§ **Work order**
Retype the records exactly, including every line.

(Data about app and page elements)

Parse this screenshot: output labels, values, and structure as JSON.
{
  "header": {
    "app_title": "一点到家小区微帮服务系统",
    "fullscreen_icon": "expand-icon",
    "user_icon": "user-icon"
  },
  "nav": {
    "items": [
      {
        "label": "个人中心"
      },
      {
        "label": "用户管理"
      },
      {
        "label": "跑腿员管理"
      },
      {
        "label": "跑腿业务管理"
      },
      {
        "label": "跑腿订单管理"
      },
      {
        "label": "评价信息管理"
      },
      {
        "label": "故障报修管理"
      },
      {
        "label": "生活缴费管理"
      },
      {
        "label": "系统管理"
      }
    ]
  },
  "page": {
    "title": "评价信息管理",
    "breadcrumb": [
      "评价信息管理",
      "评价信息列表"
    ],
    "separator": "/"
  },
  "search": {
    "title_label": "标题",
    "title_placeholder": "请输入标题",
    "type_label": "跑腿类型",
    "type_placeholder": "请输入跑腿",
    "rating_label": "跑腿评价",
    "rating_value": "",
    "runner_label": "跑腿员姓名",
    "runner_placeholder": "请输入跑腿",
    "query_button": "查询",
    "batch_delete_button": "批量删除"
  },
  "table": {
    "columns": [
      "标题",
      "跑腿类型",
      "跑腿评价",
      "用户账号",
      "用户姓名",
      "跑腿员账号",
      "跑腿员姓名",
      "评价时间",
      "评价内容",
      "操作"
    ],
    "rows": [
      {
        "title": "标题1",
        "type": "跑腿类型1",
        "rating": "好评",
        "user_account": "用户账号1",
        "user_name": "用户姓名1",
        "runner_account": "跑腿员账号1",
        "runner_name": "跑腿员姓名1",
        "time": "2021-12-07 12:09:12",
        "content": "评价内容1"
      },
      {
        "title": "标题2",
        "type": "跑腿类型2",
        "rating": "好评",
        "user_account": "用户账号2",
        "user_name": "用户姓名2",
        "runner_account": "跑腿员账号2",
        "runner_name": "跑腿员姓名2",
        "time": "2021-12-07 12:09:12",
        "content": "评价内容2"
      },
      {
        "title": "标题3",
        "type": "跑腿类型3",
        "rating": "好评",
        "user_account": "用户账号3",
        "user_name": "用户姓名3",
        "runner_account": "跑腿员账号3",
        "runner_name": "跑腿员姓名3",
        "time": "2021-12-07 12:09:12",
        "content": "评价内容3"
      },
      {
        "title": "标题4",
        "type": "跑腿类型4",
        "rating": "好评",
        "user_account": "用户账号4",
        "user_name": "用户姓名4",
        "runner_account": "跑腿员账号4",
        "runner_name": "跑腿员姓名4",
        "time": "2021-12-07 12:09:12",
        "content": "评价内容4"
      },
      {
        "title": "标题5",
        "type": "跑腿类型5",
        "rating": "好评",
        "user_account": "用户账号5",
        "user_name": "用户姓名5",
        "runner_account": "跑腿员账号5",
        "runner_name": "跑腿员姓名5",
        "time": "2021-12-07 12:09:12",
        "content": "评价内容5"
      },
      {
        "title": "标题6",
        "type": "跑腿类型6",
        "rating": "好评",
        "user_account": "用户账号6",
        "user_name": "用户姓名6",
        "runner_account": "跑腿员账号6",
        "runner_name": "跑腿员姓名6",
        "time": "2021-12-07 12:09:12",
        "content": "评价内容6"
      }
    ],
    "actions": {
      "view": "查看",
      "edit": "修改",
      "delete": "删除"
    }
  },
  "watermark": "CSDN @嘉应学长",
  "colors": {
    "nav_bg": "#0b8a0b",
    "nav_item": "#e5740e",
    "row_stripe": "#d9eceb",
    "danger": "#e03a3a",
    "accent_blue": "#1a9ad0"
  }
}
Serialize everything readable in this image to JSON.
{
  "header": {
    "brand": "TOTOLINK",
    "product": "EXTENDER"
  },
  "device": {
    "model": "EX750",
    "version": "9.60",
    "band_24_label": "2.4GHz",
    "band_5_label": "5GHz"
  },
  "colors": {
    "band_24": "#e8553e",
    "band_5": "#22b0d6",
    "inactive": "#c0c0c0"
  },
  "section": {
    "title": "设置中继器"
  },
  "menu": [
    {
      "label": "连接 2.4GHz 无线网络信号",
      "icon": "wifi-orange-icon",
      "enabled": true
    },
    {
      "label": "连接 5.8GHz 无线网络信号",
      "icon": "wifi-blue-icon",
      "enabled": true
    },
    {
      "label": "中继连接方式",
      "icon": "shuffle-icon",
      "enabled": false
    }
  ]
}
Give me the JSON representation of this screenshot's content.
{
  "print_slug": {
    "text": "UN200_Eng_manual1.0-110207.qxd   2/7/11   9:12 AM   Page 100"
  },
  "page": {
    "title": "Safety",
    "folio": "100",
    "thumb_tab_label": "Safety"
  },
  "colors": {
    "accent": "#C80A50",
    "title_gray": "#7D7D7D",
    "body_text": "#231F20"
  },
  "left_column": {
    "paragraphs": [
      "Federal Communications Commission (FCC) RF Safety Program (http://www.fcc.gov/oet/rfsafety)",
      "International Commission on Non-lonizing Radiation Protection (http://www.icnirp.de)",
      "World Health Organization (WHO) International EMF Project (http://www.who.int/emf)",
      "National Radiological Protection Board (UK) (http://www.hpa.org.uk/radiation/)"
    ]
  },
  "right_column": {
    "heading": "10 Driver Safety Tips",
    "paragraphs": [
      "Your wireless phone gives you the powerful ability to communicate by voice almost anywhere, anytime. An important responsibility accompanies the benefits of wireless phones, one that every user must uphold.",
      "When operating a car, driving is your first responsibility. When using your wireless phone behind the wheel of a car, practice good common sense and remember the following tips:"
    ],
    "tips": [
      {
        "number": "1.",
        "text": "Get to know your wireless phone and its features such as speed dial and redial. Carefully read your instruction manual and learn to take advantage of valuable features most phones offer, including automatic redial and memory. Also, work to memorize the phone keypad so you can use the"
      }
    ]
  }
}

§ **Problem solution**
Parse this screenshot: output labels, values, and structure as JSON.
{
  "header": {
    "app_title": "一点到家小区微帮服务系统",
    "fullscreen_icon": "expand-icon",
    "user_icon": "user-icon"
  },
  "nav": {
    "items": [
      {
        "label": "个人中心"
      },
      {
        "label": "用户管理"
      },
      {
        "label": "跑腿员管理"
      },
      {
        "label": "跑腿业务管理"
      },
      {
        "label": "跑腿订单管理"
      },
      {
        "label": "评价信息管理"
      },
      {
        "label": "故障报修管理"
      },
      {
        "label": "生活缴费管理"
      },
      {
        "label": "系统管理"
      }
    ]
  },
  "page": {
    "title": "评价信息管理",
    "breadcrumb": [
      "评价信息管理",
      "评价信息列表"
    ],
    "separator": "/"
  },
  "search": {
    "title_label": "标题",
    "title_placeholder": "请输入标题",
    "type_label": "跑腿类型",
    "type_placeholder": "请输入跑腿",
    "rating_label": "跑腿评价",
    "rating_value": "",
    "runner_label": "跑腿员姓名",
    "runner_placeholder": "请输入跑腿",
    "query_button": "查询",
    "batch_delete_button": "批量删除"
  },
  "table": {
    "columns": [
      "标题",
      "跑腿类型",
      "跑腿评价",
      "用户账号",
      "用户姓名",
      "跑腿员账号",
      "跑腿员姓名",
      "评价时间",
      "评价内容",
      "操作"
    ],
    "rows": [
      {
        "title": "标题1",
        "type": "跑腿类型1",
        "rating": "好评",
        "user_account": "用户账号1",
        "user_name": "用户姓名1",
        "runner_account": "跑腿员账号1",
        "runner_name": "跑腿员姓名1",
        "time": "2021-12-07 12:09:12",
        "content": "评价内容1"
      },
      {
        "title": "标题2",
        "type": "跑腿类型2",
        "rating": "好评",
        "user_account": "用户账号2",
        "user_name": "用户姓名2",
        "runner_account": "跑腿员账号2",
        "runner_name": "跑腿员姓名2",
        "time": "2021-12-07 12:09:12",
        "content": "评价内容2"
      },
      {
        "title": "标题3",
        "type": "跑腿类型3",
        "rating": "好评",
        "user_account": "用户账号3",
        "user_name": "用户姓名3",
        "runner_account": "跑腿员账号3",
        "runner_name": "跑腿员姓名3",
        "time": "2021-12-07 12:09:12",
        "content": "评价内容3"
      },
      {
        "title": "标题4",
        "type": "跑腿类型4",
        "rating": "好评",
        "user_account": "用户账号4",
        "user_name": "用户姓名4",
        "runner_account": "跑腿员账号4",
        "runner_name": "跑腿员姓名4",
        "time": "2021-12-07 12:09:12",
        "content": "评价内容4"
      },
      {
        "title": "标题5",
        "type": "跑腿类型5",
        "rating": "好评",
        "user_account": "用户账号5",
        "user_name": "用户姓名5",
        "runner_account": "跑腿员账号5",
        "runner_name": "跑腿员姓名5",
        "time": "2021-12-07 12:09:12",
        "content": "评价内容5"
      },
      {
        "title": "标题6",
        "type": "跑腿类型6",
        "rating": "好评",
        "user_account": "用户账号6",
        "user_name": "用户姓名6",
        "runner_account": "跑腿员账号6",
        "runner_name": "跑腿员姓名6",
        "time": "2021-12-07 12:09:12",
        "content": "评价内容6"
      }
    ],
    "actions": {
      "view": "查看",
      "edit": "修改",
      "delete": "删除"
    }
  },
  "watermark": "CSDN @嘉应学长",
  "colors": {
    "nav_bg": "#0b8a0b",
    "nav_item": "#e5740e",
    "row_stripe": "#d9eceb",
    "danger": "#e03a3a",
    "accent_blue": "#1a9ad0"
  }
}
Serialize everything readable in this image to JSON.
{
  "header": {
    "brand": "TOTOLINK",
    "product": "EXTENDER"
  },
  "device": {
    "model": "EX750",
    "version": "9.60",
    "band_24_label": "2.4GHz",
    "band_5_label": "5GHz"
  },
  "colors": {
    "band_24": "#e8553e",
    "band_5": "#22b0d6",
    "inactive": "#c0c0c0"
  },
  "section": {
    "title": "设置中继器"
  },
  "menu": [
    {
      "label": "连接 2.4GHz 无线网络信号",
      "icon": "wifi-orange-icon",
      "enabled": true
    },
    {
      "label": "连接 5.8GHz 无线网络信号",
      "icon": "wifi-blue-icon",
      "enabled": true
    },
    {
      "label": "中继连接方式",
      "icon": "shuffle-icon",
      "enabled": false
    }
  ]
}
Give me the JSON representation of this screenshot's content.
{
  "print_slug": {
    "text": "UN200_Eng_manual1.0-110207.qxd   2/7/11   9:12 AM   Page 100"
  },
  "page": {
    "title": "Safety",
    "folio": "100",
    "thumb_tab_label": "Safety"
  },
  "colors": {
    "accent": "#C80A50",
    "title_gray": "#7D7D7D",
    "body_text": "#231F20"
  },
  "left_column": {
    "paragraphs": [
      "Federal Communications Commission (FCC) RF Safety Program (http://www.fcc.gov/oet/rfsafety)",
      "International Commission on Non-lonizing Radiation Protection (http://www.icnirp.de)",
      "World Health Organization (WHO) International EMF Project (http://www.who.int/emf)",
      "National Radiological Protection Board (UK) (http://www.hpa.org.uk/radiation/)"
    ]
  },
  "right_column": {
    "heading": "10 Driver Safety Tips",
    "paragraphs": [
      "Your wireless phone gives you the powerful ability to communicate by voice almost anywhere, anytime. An important responsibility accompanies the benefits of wireless phones, one that every user must uphold.",
      "When operating a car, driving is your first responsibility. When using your wireless phone behind the wheel of a car, practice good common sense and remember the following tips:"
    ],
    "tips": [
      {
        "number": "1.",
        "text": "Get to know your wireless phone and its features such as speed dial and redial. Carefully read your instruction manual and learn to take advantage of valuable features most phones offer, including automatic redial and memory. Also, work to memorize the phone keypad so you can use the"
      }
    ]
  }
}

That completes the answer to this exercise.